Mr Millar explained that “leaning” is what happens when you are on a high from the codeine, mixed with cooldrinks, etc, and crushed pills. You feel disoriented so literally have to “lean” against something.

The recent media reporting on this issue brought into sharp focus the dangers and threats to other local schools.

Last week, Plumstead High School principal, Craig George, spoke on CapeTalk Radio, saying that parents should check that their teens aren’t getting high off this dangerous drug cocktail.

Mr George said pupils arrive at school with their own camouflaged Sprite cooldrink bottles, adding cough syrup and aspirin tablets. He has urged parents to monitor their children for any changes in behaviour.

Stephen Price, principal of Berg-vliet High, wrote to parents saying that while they have had no direct or indirect reports of their pupils having been involved in using this concoction, they want to arm parents and teachers with as much information as possible. He attached an information sheet with a detailed description of the syrup, its effects, hazards and symptoms.

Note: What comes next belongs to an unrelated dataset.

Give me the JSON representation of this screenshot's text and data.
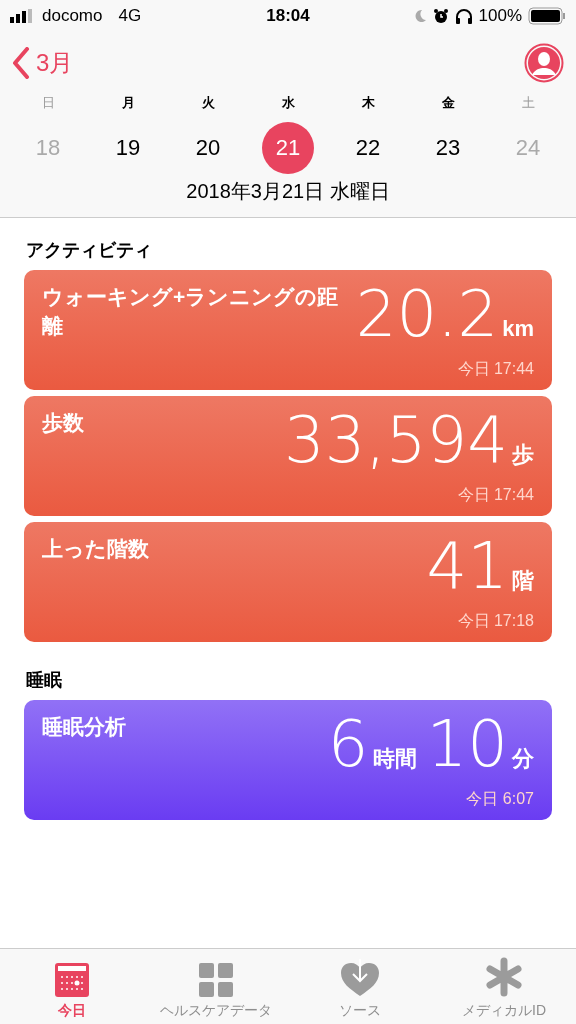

Jessica Shelver, spokesperson for Education MEC Debbie Schäfer, said they are aware of the problem. “This growing trend is concerning as the usage affects pupils during school sessions. The abuse of over-the-counter medication such as cough mixtures and slimming mixtures can result in hyperactivity, a decrease in attention span as well as aggressive behaviour. We urge pharmacies to be aware of who they are selling over-the-counter medication to. Most of these substances are legal, but pharmacies are meant to keep a register,” she said.

Ms Shelver said the Western Cape Education Department (WCED) has a hotline, 0800 45 46 47, with counselling support and assistance. They also advise parents on the closest institution where they can receive further support and rehabilita-tion.

“After the detox period the WCED refers learners for counselling once a week with one of our service pro-viders, Sanca or Cape Town Drug Counselling Centre,” she said.

Visit www.westerncape.gov.za/ dept/social-development/services/956/17452 and http://druginfo.westerncape.gov.za

* The insert in one of the popular brands states under side effects and precautions: Larger doses produce respiratory depression and hypotension, with circulatory failure and deepening coma. Convulsions may occur in children.

Symptoms of codeine overdosage are the development of coma, respiratory depression, cyanosis and hypotension together with pin-point non-reactive pupils.

Symptoms of overdosage in infants and children may include convulsions and hyperpyrexia.